From all these bits and pieces, a tentative family can be cobbled together for Jonathan Parker and his unknown wife:
- Benjamin, born c1787/88, New Brunswick, Canada; died October 1870, Deer Island, West Isles, New Brunswick, Canada; married (1) Maria Wilson, 12 April 1812, Campobello Island, West Isles, New Brunswick, Canada. Maria was born c1796; died shortly before 25 October 1828, when her death notice appeared in the Eastport Sentinel newspaper (2) Susan Herson. Susan was born January 1813, New Brunswick, Canada; died 7 April 1910, Deer Island, West Isles, New Brunswick, Canada. There is some confusion as to the marriage date for Benjamin and Susan. It is recorded as 19 December 1848, however, her father’s permission was given. Many believe that they married on 19 December 1828, which would only be about two months after Maria died.
- Thomas, born August 1791, New Brunswick, Canada; died 19 March 1871, Campobello Island, West Isles, New Brunswick, Canada; married Elizabeth (MNU). She was born c1806, Nova Scotia; died 6 January 1871, Campobello Island, West Isles, new Brunswick, Canada, aged 66. I have seen mention that Thomas married (1) Miriam Ludlow, c1814, but I have found no record of them anywhere.

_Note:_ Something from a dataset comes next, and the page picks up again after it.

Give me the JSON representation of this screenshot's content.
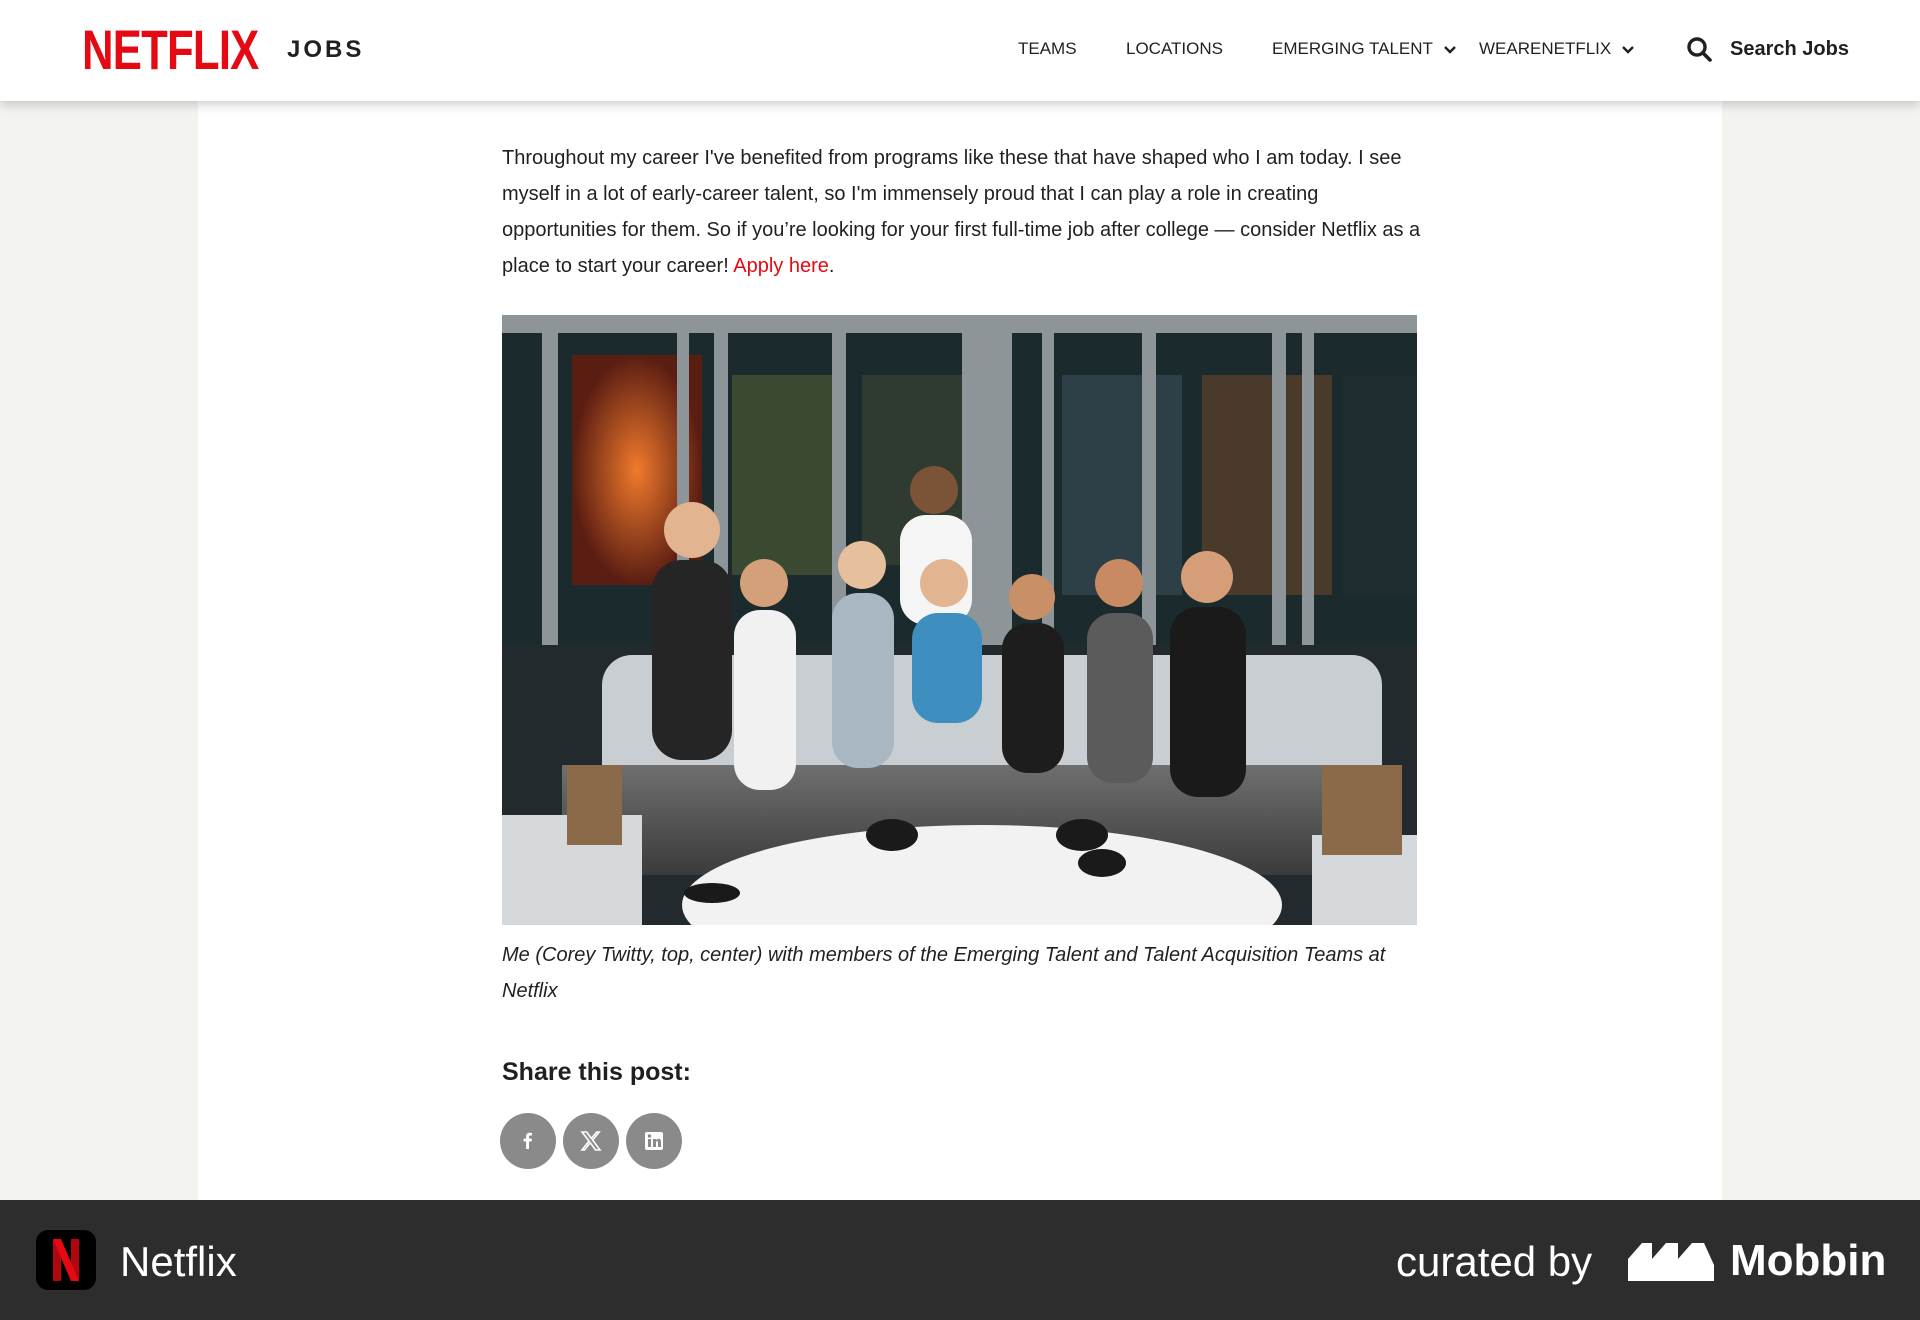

- Frances, born c1794, New Brunswick, Canada; died 29 March 1860, Campobello Island, West Isles, New Brunswick, Canada; married Christopher Young, 2 September 1815, St. John, New Brunswick, Canada. Christopher is said to be the son of George Young, a wealthy Loyalist from Long Island, New York. Christopher was born c1794, New Brunswick; died after the 1861 census. Both likely died on Campobello Island.

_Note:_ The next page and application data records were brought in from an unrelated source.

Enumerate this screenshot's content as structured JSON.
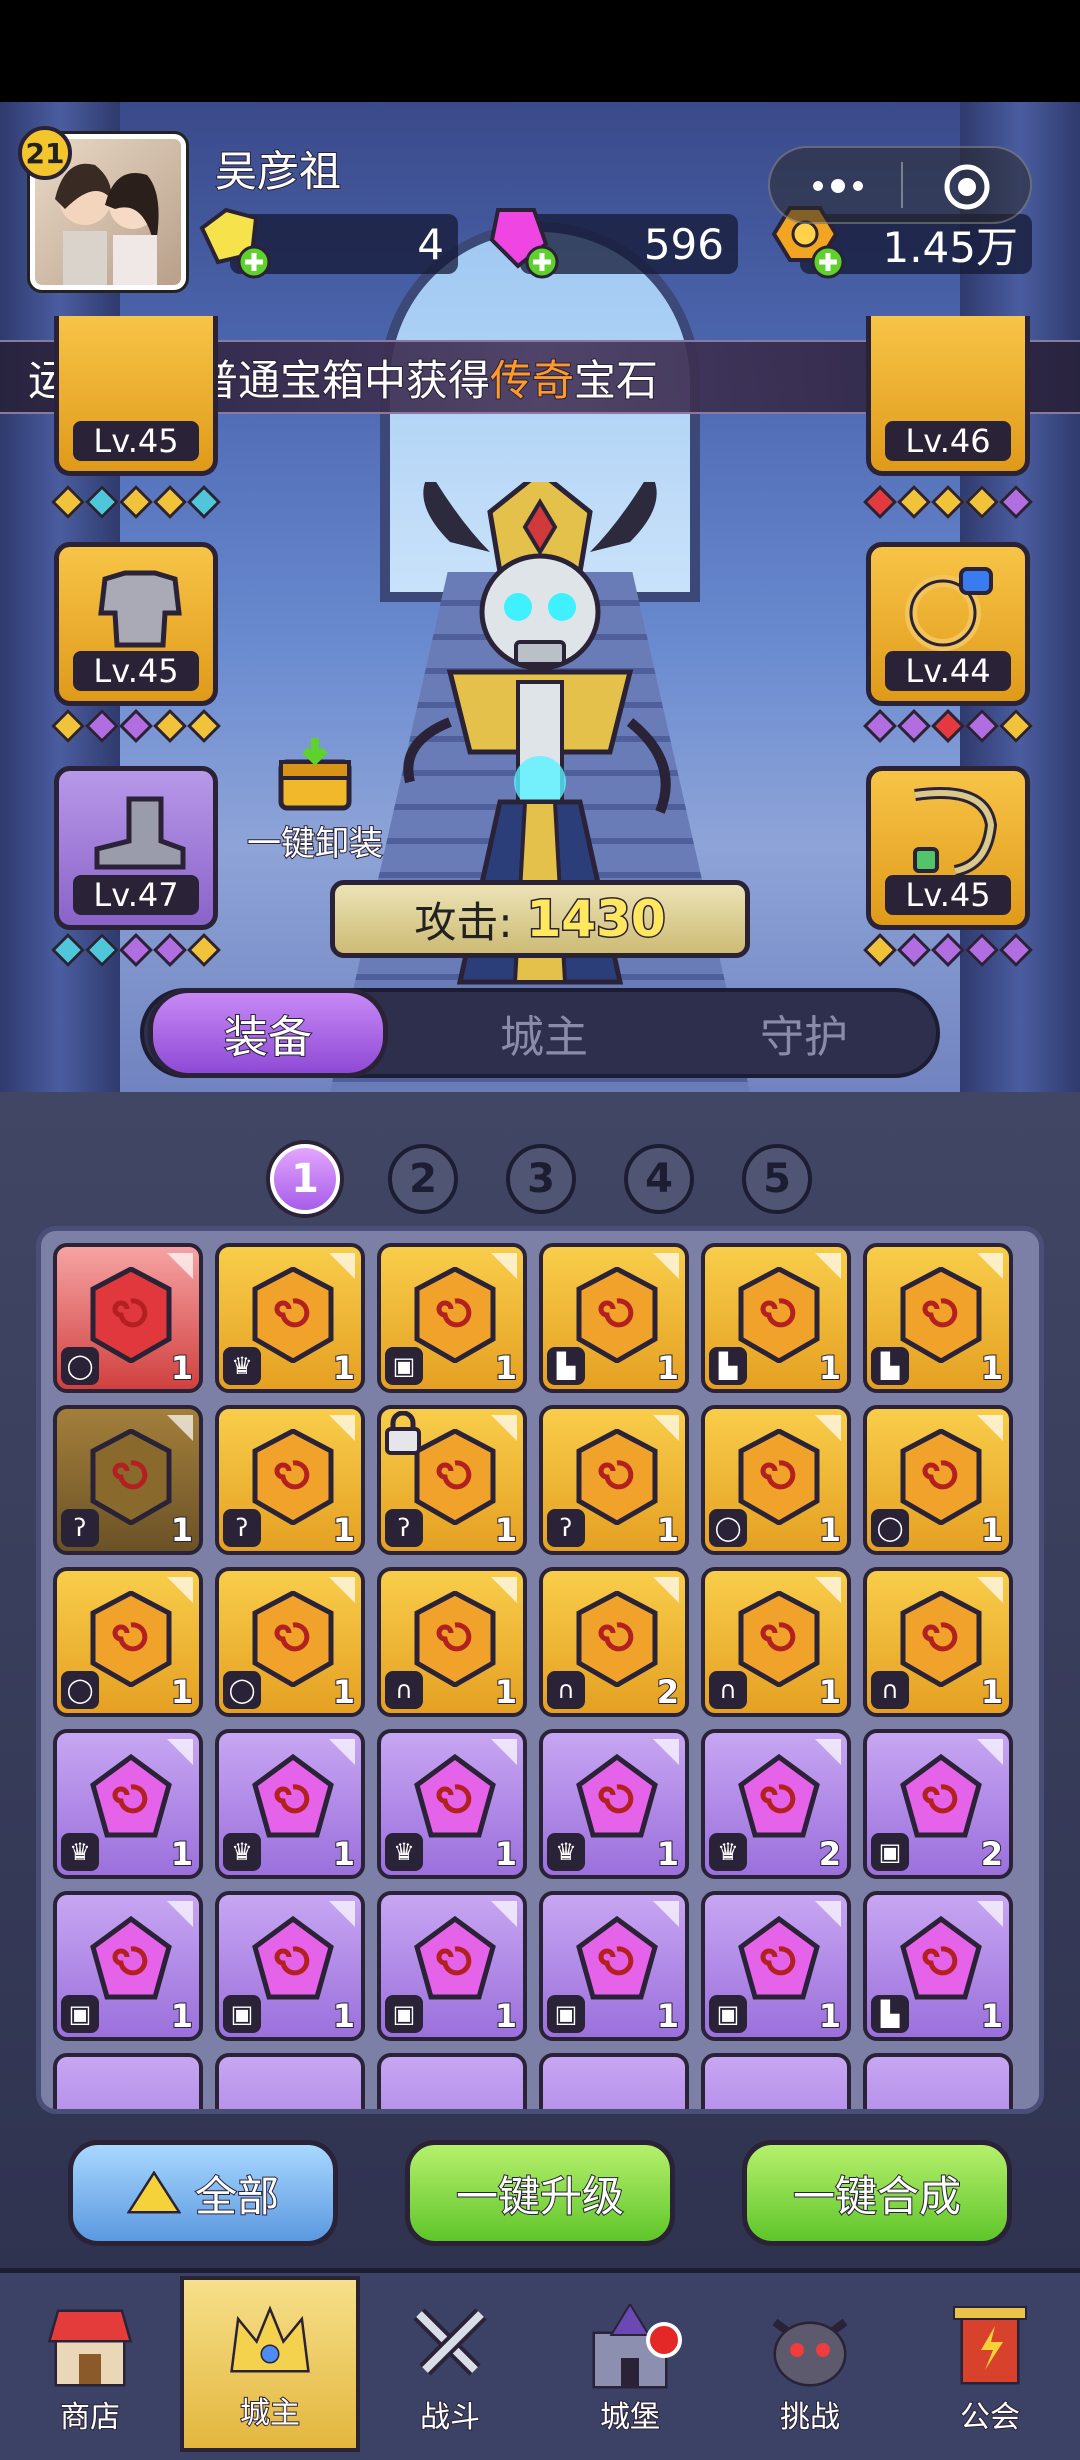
{
  "player": {
    "level": "21",
    "name": "吴彦祖"
  },
  "currencies": [
    {
      "icon": "gold-crystal-icon",
      "value": "4"
    },
    {
      "icon": "pink-gem-icon",
      "value": "596"
    },
    {
      "icon": "coin-icon",
      "value": "1.45万"
    }
  ],
  "ticker": {
    "prefix": "运惊人，普通宝箱中获得",
    "highlight": "传奇",
    "suffix": "宝石"
  },
  "slots": {
    "crown": {
      "level": "Lv.45"
    },
    "armor": {
      "level": "Lv.45"
    },
    "boots": {
      "level": "Lv.47"
    },
    "hook": {
      "level": "Lv.46"
    },
    "ring": {
      "level": "Lv.44"
    },
    "amulet": {
      "level": "Lv.45"
    }
  },
  "unequip_label": "一键卸装",
  "attack": {
    "label": "攻击:",
    "value": "1430"
  },
  "tabs": [
    "装备",
    "城主",
    "守护"
  ],
  "pages": [
    "1",
    "2",
    "3",
    "4",
    "5"
  ],
  "gems": [
    {
      "color": "red",
      "slot": "ring",
      "count": "1"
    },
    {
      "color": "orange",
      "slot": "crown",
      "count": "1"
    },
    {
      "color": "orange",
      "slot": "armor",
      "count": "1"
    },
    {
      "color": "orange",
      "slot": "boots",
      "count": "1"
    },
    {
      "color": "orange",
      "slot": "boots",
      "count": "1"
    },
    {
      "color": "orange",
      "slot": "boots",
      "count": "1"
    },
    {
      "color": "dim",
      "slot": "hook",
      "count": "1"
    },
    {
      "color": "orange",
      "slot": "hook",
      "count": "1"
    },
    {
      "color": "orange",
      "slot": "hook",
      "count": "1",
      "locked": true
    },
    {
      "color": "orange",
      "slot": "hook",
      "count": "1"
    },
    {
      "color": "orange",
      "slot": "ring",
      "count": "1"
    },
    {
      "color": "orange",
      "slot": "ring",
      "count": "1"
    },
    {
      "color": "orange",
      "slot": "ring",
      "count": "1"
    },
    {
      "color": "orange",
      "slot": "ring",
      "count": "1"
    },
    {
      "color": "orange",
      "slot": "amulet",
      "count": "1"
    },
    {
      "color": "orange",
      "slot": "amulet",
      "count": "2"
    },
    {
      "color": "orange",
      "slot": "amulet",
      "count": "1"
    },
    {
      "color": "orange",
      "slot": "amulet",
      "count": "1"
    },
    {
      "color": "violet",
      "slot": "crown",
      "count": "1"
    },
    {
      "color": "violet",
      "slot": "crown",
      "count": "1"
    },
    {
      "color": "violet",
      "slot": "crown",
      "count": "1"
    },
    {
      "color": "violet",
      "slot": "crown",
      "count": "1"
    },
    {
      "color": "violet",
      "slot": "crown",
      "count": "2"
    },
    {
      "color": "violet",
      "slot": "armor",
      "count": "2"
    },
    {
      "color": "violet",
      "slot": "armor",
      "count": "1"
    },
    {
      "color": "violet",
      "slot": "armor",
      "count": "1"
    },
    {
      "color": "violet",
      "slot": "armor",
      "count": "1"
    },
    {
      "color": "violet",
      "slot": "armor",
      "count": "1"
    },
    {
      "color": "violet",
      "slot": "armor",
      "count": "1"
    },
    {
      "color": "violet",
      "slot": "boots",
      "count": "1"
    }
  ],
  "actions": {
    "all": "全部",
    "upgrade": "一键升级",
    "merge": "一键合成"
  },
  "nav": [
    {
      "label": "商店",
      "icon": "shop-icon"
    },
    {
      "label": "城主",
      "icon": "crown-icon",
      "active": true
    },
    {
      "label": "战斗",
      "icon": "swords-icon"
    },
    {
      "label": "城堡",
      "icon": "castle-icon",
      "badge": true
    },
    {
      "label": "挑战",
      "icon": "demon-icon"
    },
    {
      "label": "公会",
      "icon": "guild-banner-icon"
    }
  ],
  "colors": {
    "orange_gem": "#f0a22a",
    "violet_gem": "#e463e8",
    "red_gem": "#e23a3f",
    "tab_active": "#a65de8",
    "button_green": "#6ccb2f",
    "button_blue": "#6aa6e8"
  }
}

- James M(anning?), born c1792, 1793 or 1796, but he is not on the 1811 militia list so under 16 at that time. That would make 1796 a likely birth year; he died 2 June 1877, Campobello Island, West Isles, New Brunswick, Canada; married Euphemia Sinclair, c1820. Euphemia was born c1799, New Brunswick, Canada; died 27 March 1884, Campobello Island, West Isles, New Brunswick, Canada. Her obituary said she was survived by six children, 36 grandchildren and 30 great grandchildren.
- Rachel, born c1797, New Brunswick, Canada; died before 1851 census; married Captain John Woodward Wilson, 3 September 1818. They were married by David Owen on Campobello. John was born c1792; died shortly before 11 November 1826, when his death was announced in the Eastport Sentinel newspaper.
- Rebecca, born c1799, New Brunswick, Canada; died between 1861-1871 censuses; married William Tinker, c1817. William was born c1794, New Brunswick, Canada; died after the 1871 census.
- Mary, born, say 1801, New Brunswick, Canada; died before 1851 census; married Thomas Patterson. Thomas is said to be the son of Stephen Patterson and grandson of Josiah Patterson, one of the first grantees of St. John, New Brunswick, Canada.
- Ann, born c1806, New Brunswick, Canada; married Daniel Mitchell Jr., 27 March 1827, Campobello Island, West Isles, New Brunswick, Canada.
How accurate is this family grouping? Right now, it’s the best I have. I believe it is accurate based on the information I have today, but that might change with future research.
If you are descended from any of these Parkers, please leave a comment!!!